▶ [ACTIVITY] Go through the material and copy every line in which "void" appears.

▶ [ENTRIES SHOWN]

★ ★ ★ ★ ★

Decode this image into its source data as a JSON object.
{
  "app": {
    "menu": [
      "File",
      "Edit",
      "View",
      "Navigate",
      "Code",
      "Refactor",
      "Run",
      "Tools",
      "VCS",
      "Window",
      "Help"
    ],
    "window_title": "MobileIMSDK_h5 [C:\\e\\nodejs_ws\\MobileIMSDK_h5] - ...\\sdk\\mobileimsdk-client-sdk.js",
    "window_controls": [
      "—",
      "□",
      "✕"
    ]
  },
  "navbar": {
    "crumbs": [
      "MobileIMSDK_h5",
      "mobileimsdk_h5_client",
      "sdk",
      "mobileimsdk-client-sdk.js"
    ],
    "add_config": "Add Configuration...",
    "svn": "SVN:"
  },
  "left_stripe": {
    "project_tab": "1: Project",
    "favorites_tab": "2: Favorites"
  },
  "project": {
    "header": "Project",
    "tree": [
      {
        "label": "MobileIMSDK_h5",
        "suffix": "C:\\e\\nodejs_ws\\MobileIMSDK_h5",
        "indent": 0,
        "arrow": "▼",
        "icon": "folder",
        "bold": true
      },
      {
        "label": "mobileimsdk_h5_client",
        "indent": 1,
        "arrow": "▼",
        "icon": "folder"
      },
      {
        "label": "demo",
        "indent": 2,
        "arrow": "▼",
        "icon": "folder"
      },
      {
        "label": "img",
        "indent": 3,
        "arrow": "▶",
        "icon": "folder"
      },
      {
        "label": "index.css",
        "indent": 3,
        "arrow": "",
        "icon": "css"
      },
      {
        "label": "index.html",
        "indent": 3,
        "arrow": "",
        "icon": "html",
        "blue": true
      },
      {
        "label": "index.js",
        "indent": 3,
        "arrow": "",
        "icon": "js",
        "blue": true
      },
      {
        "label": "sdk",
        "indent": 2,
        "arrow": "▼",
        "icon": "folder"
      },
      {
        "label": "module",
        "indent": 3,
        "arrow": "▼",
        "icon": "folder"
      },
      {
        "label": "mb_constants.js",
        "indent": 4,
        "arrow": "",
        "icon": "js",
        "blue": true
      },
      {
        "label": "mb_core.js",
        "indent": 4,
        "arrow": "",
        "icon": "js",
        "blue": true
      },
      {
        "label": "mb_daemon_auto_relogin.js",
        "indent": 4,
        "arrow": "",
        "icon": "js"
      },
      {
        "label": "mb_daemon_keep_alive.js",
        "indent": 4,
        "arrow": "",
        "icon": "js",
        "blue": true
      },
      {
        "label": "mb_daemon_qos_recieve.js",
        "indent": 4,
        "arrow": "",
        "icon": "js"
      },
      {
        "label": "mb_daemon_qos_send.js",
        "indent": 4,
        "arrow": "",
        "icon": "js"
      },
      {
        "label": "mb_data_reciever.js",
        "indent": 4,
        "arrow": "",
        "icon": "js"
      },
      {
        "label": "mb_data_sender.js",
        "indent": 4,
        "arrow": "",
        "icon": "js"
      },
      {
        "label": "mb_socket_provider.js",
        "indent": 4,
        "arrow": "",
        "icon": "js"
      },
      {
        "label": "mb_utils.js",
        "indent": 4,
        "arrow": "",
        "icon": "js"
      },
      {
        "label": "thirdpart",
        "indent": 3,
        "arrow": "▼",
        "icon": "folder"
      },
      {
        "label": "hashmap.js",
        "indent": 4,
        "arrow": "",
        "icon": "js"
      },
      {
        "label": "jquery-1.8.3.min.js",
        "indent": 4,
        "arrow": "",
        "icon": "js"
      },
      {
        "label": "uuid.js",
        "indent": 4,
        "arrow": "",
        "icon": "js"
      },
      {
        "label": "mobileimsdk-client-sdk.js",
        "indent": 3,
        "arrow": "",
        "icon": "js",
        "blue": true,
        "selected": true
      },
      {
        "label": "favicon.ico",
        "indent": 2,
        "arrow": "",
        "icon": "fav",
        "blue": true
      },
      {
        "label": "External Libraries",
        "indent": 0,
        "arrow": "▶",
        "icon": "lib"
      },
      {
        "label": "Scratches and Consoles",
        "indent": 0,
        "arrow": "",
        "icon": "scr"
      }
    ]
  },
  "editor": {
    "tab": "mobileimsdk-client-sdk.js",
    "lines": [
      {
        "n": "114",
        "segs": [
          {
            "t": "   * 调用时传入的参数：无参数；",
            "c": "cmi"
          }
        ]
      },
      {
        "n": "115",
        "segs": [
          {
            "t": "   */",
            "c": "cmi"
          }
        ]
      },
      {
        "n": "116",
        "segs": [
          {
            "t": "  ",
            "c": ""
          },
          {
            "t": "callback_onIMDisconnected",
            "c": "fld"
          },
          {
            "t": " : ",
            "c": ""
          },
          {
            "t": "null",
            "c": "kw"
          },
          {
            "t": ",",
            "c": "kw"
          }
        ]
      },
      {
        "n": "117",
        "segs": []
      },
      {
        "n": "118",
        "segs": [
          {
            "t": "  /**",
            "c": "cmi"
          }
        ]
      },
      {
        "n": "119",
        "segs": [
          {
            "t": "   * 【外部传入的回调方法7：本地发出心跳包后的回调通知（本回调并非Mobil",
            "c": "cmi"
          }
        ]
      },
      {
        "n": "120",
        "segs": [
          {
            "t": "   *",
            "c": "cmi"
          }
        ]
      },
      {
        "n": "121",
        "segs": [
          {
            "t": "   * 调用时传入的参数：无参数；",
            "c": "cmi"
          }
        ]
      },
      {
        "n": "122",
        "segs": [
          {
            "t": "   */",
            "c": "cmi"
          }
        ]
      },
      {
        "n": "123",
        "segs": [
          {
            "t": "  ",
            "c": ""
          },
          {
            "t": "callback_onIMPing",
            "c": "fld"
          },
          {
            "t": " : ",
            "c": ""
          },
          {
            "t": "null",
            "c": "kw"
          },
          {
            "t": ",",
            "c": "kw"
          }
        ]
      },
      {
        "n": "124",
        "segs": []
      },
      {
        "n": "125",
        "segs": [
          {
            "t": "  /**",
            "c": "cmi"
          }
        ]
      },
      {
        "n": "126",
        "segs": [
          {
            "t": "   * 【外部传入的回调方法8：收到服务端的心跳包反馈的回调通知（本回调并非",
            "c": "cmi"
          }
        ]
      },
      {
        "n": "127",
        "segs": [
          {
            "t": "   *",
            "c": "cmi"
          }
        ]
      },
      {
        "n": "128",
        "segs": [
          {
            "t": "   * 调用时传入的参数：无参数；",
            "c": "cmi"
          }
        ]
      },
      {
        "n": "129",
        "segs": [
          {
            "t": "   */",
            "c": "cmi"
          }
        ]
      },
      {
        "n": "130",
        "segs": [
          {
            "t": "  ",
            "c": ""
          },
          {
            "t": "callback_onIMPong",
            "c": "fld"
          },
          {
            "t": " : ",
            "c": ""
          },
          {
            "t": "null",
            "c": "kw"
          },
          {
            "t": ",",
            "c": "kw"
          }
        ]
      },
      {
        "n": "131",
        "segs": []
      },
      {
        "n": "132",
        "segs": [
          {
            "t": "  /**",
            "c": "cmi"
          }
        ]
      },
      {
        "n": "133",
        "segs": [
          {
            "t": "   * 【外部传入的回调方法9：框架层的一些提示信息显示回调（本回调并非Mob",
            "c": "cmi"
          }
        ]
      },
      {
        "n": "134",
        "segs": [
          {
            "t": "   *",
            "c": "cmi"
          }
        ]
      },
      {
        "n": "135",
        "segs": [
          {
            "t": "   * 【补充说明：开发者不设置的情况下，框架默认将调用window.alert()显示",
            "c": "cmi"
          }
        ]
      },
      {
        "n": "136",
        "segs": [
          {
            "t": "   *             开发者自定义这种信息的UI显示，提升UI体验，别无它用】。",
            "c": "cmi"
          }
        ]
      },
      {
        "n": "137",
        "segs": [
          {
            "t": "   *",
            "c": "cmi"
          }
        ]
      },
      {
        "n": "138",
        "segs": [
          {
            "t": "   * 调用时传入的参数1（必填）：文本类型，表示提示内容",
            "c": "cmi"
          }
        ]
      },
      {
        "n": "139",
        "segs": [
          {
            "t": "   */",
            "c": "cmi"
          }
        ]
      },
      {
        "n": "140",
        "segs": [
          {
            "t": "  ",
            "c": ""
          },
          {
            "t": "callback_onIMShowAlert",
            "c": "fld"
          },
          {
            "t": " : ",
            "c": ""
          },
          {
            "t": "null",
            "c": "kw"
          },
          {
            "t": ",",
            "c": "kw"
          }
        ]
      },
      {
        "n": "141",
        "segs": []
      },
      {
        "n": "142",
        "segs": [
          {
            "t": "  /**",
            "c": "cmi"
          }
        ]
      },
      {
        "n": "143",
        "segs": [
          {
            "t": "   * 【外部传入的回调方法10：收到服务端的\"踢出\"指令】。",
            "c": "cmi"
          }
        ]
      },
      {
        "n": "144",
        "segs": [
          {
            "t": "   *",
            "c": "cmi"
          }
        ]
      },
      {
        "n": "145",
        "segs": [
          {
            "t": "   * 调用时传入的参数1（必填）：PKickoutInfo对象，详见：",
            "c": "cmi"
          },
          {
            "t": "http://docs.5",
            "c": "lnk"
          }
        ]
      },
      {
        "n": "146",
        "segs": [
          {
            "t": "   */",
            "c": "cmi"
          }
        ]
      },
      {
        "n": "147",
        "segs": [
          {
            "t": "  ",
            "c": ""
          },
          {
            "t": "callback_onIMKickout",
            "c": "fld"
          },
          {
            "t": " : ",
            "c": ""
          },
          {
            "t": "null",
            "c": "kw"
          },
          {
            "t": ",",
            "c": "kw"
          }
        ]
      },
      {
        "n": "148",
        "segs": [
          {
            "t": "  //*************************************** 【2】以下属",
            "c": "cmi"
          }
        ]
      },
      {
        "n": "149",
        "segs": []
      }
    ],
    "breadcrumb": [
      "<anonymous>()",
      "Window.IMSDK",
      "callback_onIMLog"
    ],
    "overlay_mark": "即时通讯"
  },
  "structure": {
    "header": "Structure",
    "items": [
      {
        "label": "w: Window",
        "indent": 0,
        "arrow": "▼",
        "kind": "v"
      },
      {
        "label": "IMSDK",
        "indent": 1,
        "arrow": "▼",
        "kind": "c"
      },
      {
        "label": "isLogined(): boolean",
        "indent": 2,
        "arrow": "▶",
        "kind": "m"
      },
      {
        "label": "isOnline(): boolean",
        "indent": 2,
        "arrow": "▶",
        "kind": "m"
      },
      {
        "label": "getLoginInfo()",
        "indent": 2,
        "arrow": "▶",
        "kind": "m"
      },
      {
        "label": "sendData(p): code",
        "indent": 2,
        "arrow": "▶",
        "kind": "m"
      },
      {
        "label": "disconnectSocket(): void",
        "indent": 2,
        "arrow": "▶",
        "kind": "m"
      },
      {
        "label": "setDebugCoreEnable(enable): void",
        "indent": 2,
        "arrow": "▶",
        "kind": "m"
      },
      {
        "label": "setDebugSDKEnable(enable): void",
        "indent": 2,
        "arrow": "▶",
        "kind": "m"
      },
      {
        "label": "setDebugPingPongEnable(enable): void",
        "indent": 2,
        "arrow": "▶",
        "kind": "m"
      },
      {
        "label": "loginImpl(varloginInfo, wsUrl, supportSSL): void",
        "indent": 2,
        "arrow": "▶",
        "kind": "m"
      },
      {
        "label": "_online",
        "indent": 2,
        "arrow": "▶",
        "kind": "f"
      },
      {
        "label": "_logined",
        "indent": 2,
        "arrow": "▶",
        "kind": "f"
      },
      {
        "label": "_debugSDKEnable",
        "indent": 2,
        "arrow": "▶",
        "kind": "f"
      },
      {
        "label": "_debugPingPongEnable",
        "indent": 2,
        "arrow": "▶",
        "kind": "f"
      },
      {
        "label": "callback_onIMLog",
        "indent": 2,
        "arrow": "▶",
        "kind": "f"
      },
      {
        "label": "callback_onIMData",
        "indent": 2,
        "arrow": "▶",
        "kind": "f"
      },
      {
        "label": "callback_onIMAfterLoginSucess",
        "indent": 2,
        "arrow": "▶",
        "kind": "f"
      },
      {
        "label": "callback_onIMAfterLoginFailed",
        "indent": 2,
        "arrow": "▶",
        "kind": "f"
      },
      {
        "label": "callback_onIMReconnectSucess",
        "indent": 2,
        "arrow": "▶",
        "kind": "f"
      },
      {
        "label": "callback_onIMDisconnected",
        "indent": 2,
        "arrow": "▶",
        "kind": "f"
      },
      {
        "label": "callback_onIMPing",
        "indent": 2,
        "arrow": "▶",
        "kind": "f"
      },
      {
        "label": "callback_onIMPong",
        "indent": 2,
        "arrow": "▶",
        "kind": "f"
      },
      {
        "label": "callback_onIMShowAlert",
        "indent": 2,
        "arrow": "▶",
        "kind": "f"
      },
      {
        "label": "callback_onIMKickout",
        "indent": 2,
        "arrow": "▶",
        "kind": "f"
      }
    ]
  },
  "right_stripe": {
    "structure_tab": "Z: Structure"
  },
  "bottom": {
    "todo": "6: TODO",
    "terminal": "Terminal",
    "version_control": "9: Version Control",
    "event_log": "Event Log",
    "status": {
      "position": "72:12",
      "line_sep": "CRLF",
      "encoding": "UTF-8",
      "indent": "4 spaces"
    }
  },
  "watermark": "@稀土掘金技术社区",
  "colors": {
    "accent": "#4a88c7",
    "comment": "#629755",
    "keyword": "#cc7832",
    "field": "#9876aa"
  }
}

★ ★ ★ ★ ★

▶ [RESPONSE]
        "label": "disconnectSocket(): void",
        "label": "setDebugCoreEnable(enable): void",
        "label": "setDebugSDKEnable(enable): void",
        "label": "setDebugPingPongEnable(enable): void",
        "label": "loginImpl(varloginInfo, wsUrl, supportSSL): void",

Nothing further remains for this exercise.